### PROVIDED RECORDS
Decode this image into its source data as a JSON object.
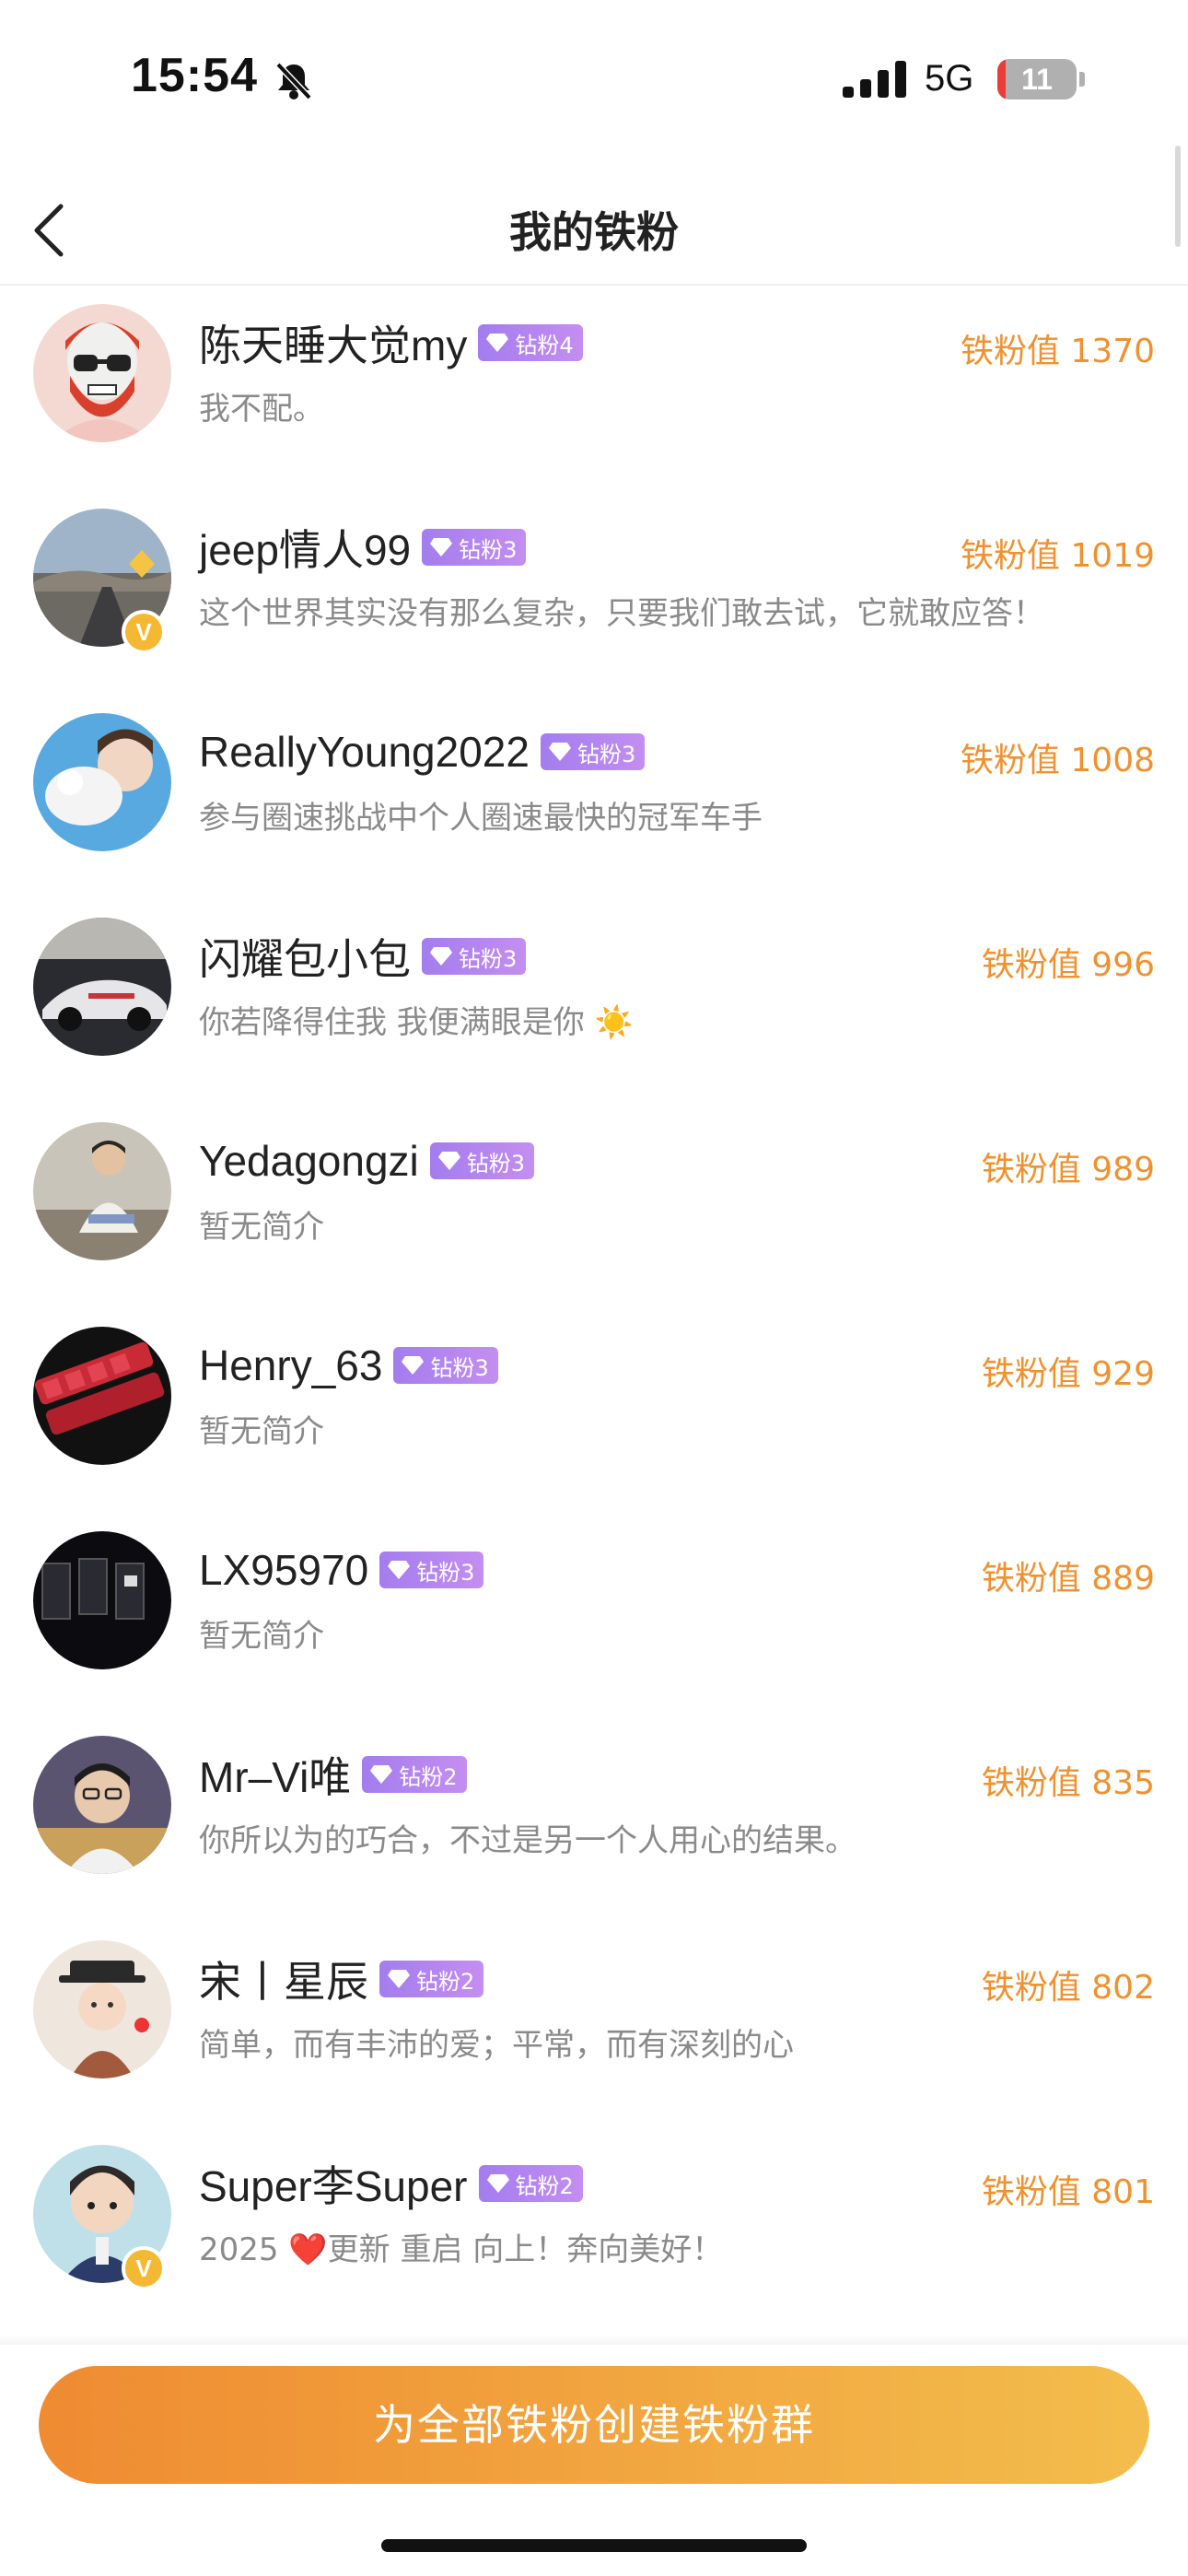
{
  "status_bar": {
    "time": "15:54",
    "network": "5G",
    "battery": "11",
    "battery_level": 0.11
  },
  "nav": {
    "title": "我的铁粉"
  },
  "fans": [
    {
      "name": "陈天睡大觉my",
      "tag": "钻粉4",
      "score": "铁粉值 1370",
      "bio": "我不配。",
      "verified": false
    },
    {
      "name": "jeep情人99",
      "tag": "钻粉3",
      "score": "铁粉值 1019",
      "bio": "这个世界其实没有那么复杂，只要我们敢去试，它就敢应答！",
      "verified": true
    },
    {
      "name": "ReallyYoung2022",
      "tag": "钻粉3",
      "score": "铁粉值 1008",
      "bio": "参与圈速挑战中个人圈速最快的冠军车手",
      "verified": false
    },
    {
      "name": "闪耀包小包",
      "tag": "钻粉3",
      "score": "铁粉值 996",
      "bio": "你若降得住我 我便满眼是你 ☀️",
      "verified": false
    },
    {
      "name": "Yedagongzi",
      "tag": "钻粉3",
      "score": "铁粉值 989",
      "bio": "暂无简介",
      "verified": false
    },
    {
      "name": "Henry_63",
      "tag": "钻粉3",
      "score": "铁粉值 929",
      "bio": "暂无简介",
      "verified": false
    },
    {
      "name": "LX95970",
      "tag": "钻粉3",
      "score": "铁粉值 889",
      "bio": "暂无简介",
      "verified": false
    },
    {
      "name": "Mr–Vi唯",
      "tag": "钻粉2",
      "score": "铁粉值 835",
      "bio": "你所以为的巧合，不过是另一个人用心的结果。",
      "verified": false
    },
    {
      "name": "宋丨星辰",
      "tag": "钻粉2",
      "score": "铁粉值 802",
      "bio": "简单，而有丰沛的爱；平常，而有深刻的心",
      "verified": false
    },
    {
      "name": "Super李Super",
      "tag": "钻粉2",
      "score": "铁粉值 801",
      "bio": "2025 ❤️更新 重启 向上！奔向美好！",
      "verified": true
    }
  ],
  "cta": {
    "label": "为全部铁粉创建铁粉群"
  },
  "colors": {
    "accent": "#f0912f",
    "tag": "#b285ef",
    "verified": "#f5b833"
  },
  "icons": {
    "back": "chevron-left-icon",
    "bell": "bell-slash-icon",
    "gem": "diamond-icon"
  }
}
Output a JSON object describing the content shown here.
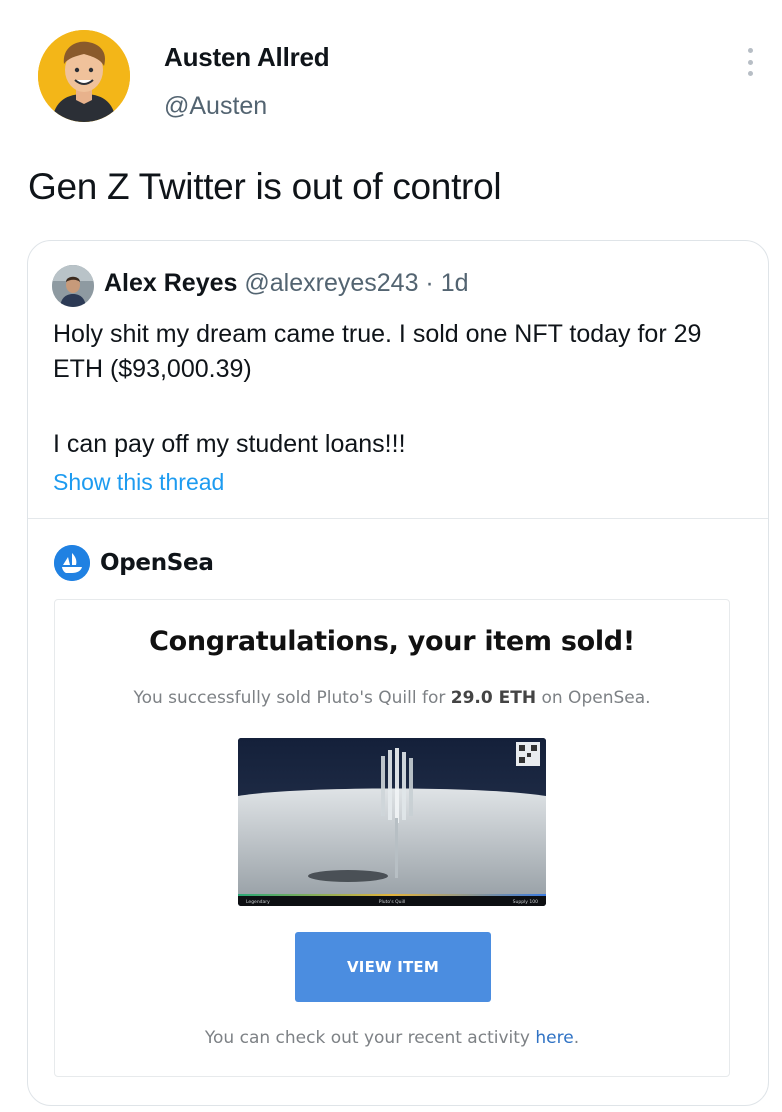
{
  "author": {
    "name": "Austen Allred",
    "handle": "@Austen",
    "avatar_icon": "avatar-portrait-icon"
  },
  "tweet": {
    "text": "Gen Z Twitter is out of control"
  },
  "more_icon": "more-vertical-icon",
  "quoted_tweet": {
    "name": "Alex Reyes",
    "handle": "@alexreyes243",
    "separator": " · ",
    "time": "1d",
    "line1": "Holy shit my dream came true. I sold one NFT today for 29 ETH ($93,000.39)",
    "line2": "I can pay off my student loans!!!",
    "show_thread": "Show this thread"
  },
  "opensea": {
    "name": "OpenSea",
    "logo_icon": "opensea-logo-icon"
  },
  "email": {
    "title": "Congratulations, your item sold!",
    "sub_prefix": "You successfully sold Pluto's Quill for ",
    "sub_amount": "29.0 ETH",
    "sub_suffix": " on OpenSea.",
    "button_label": "VIEW ITEM",
    "foot_prefix": "You can check out your recent activity ",
    "foot_link": "here",
    "foot_suffix": "."
  },
  "nft": {
    "label_left": "Legendary",
    "label_center": "Pluto's Quill",
    "label_right": "Supply 100"
  },
  "colors": {
    "link": "#1d9bf0",
    "opensea_blue": "#2081e2",
    "button_blue": "#4b8de0",
    "avatar_yellow": "#f3b618"
  }
}
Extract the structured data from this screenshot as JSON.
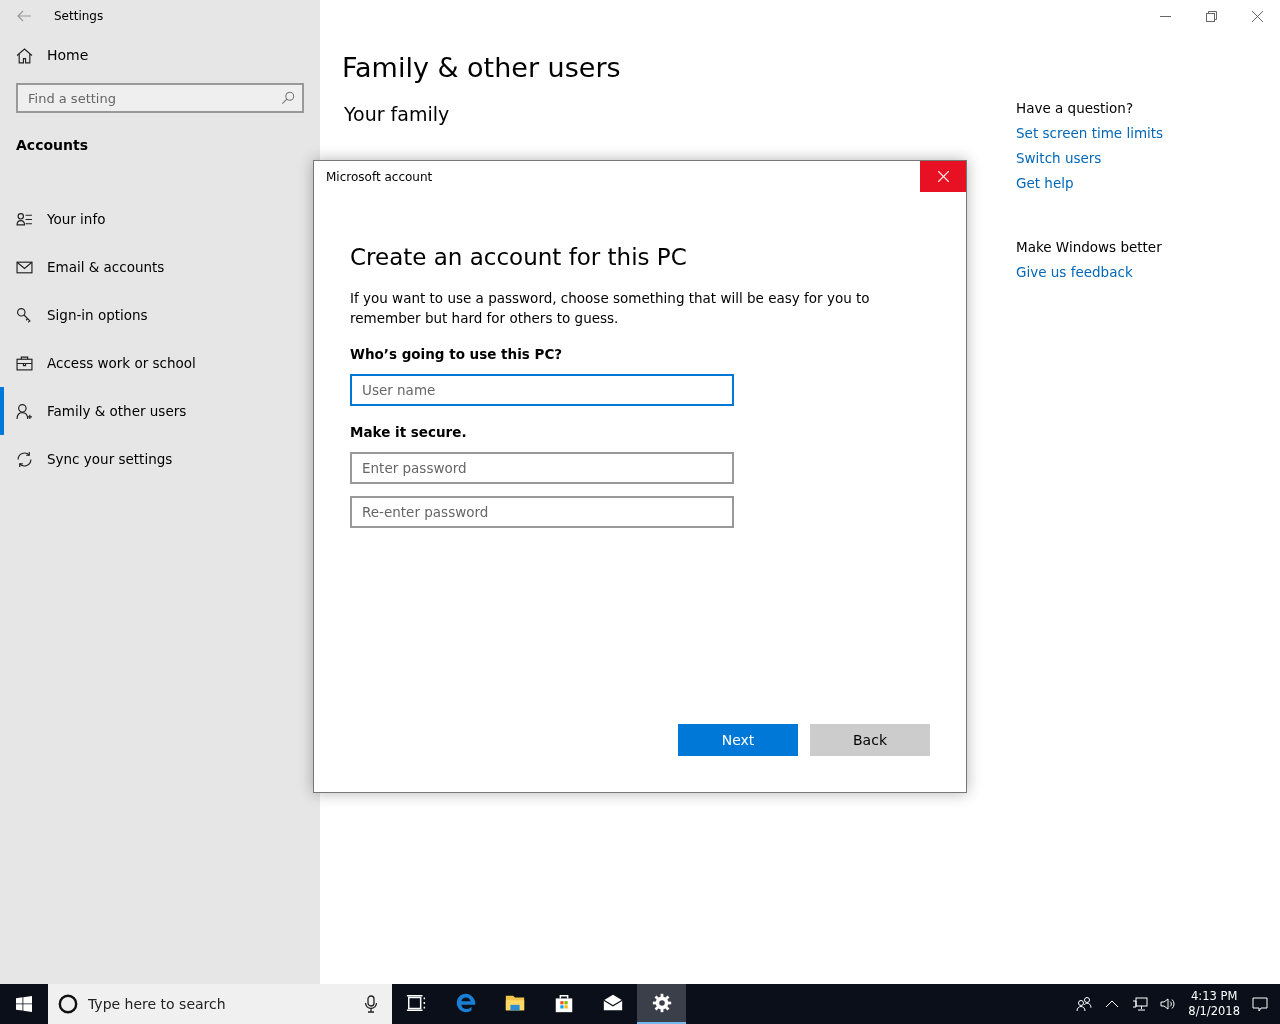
{
  "window": {
    "title": "Settings"
  },
  "sidebar": {
    "home": "Home",
    "search": {
      "placeholder": "Find a setting"
    },
    "section": "Accounts",
    "items": [
      {
        "label": "Your info",
        "kind": "info",
        "selected": false
      },
      {
        "label": "Email & accounts",
        "kind": "mail",
        "selected": false
      },
      {
        "label": "Sign-in options",
        "kind": "key",
        "selected": false
      },
      {
        "label": "Access work or school",
        "kind": "briefcase",
        "selected": false
      },
      {
        "label": "Family & other users",
        "kind": "family",
        "selected": true
      },
      {
        "label": "Sync your settings",
        "kind": "sync",
        "selected": false
      }
    ]
  },
  "main": {
    "title": "Family & other users",
    "subtitle": "Your family"
  },
  "aside": [
    {
      "title": "Have a question?",
      "links": [
        "Set screen time limits",
        "Switch users",
        "Get help"
      ]
    },
    {
      "title": "Make Windows better",
      "links": [
        "Give us feedback"
      ]
    }
  ],
  "dialog": {
    "title": "Microsoft account",
    "heading": "Create an account for this PC",
    "description": "If you want to use a password, choose something that will be easy for you to remember but hard for others to guess.",
    "groups": [
      {
        "label": "Who’s going to use this PC?",
        "fields": [
          {
            "placeholder": "User name",
            "focused": true
          }
        ]
      },
      {
        "label": "Make it secure.",
        "fields": [
          {
            "placeholder": "Enter password",
            "focused": false
          },
          {
            "placeholder": "Re-enter password",
            "focused": false
          }
        ]
      }
    ],
    "buttons": [
      {
        "label": "Next",
        "kind": "primary"
      },
      {
        "label": "Back",
        "kind": "secondary"
      }
    ]
  },
  "taskbar": {
    "search": {
      "placeholder": "Type here to search"
    },
    "apps": [
      {
        "kind": "taskview",
        "selected": false
      },
      {
        "kind": "edge",
        "selected": false
      },
      {
        "kind": "explorer",
        "selected": false
      },
      {
        "kind": "store",
        "selected": false
      },
      {
        "kind": "mail",
        "selected": false
      },
      {
        "kind": "settings",
        "selected": true
      }
    ],
    "time": "4:13 PM",
    "date": "8/1/2018"
  }
}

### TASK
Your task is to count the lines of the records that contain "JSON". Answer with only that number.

### SOLUTION FOR THIS PROBLEM
3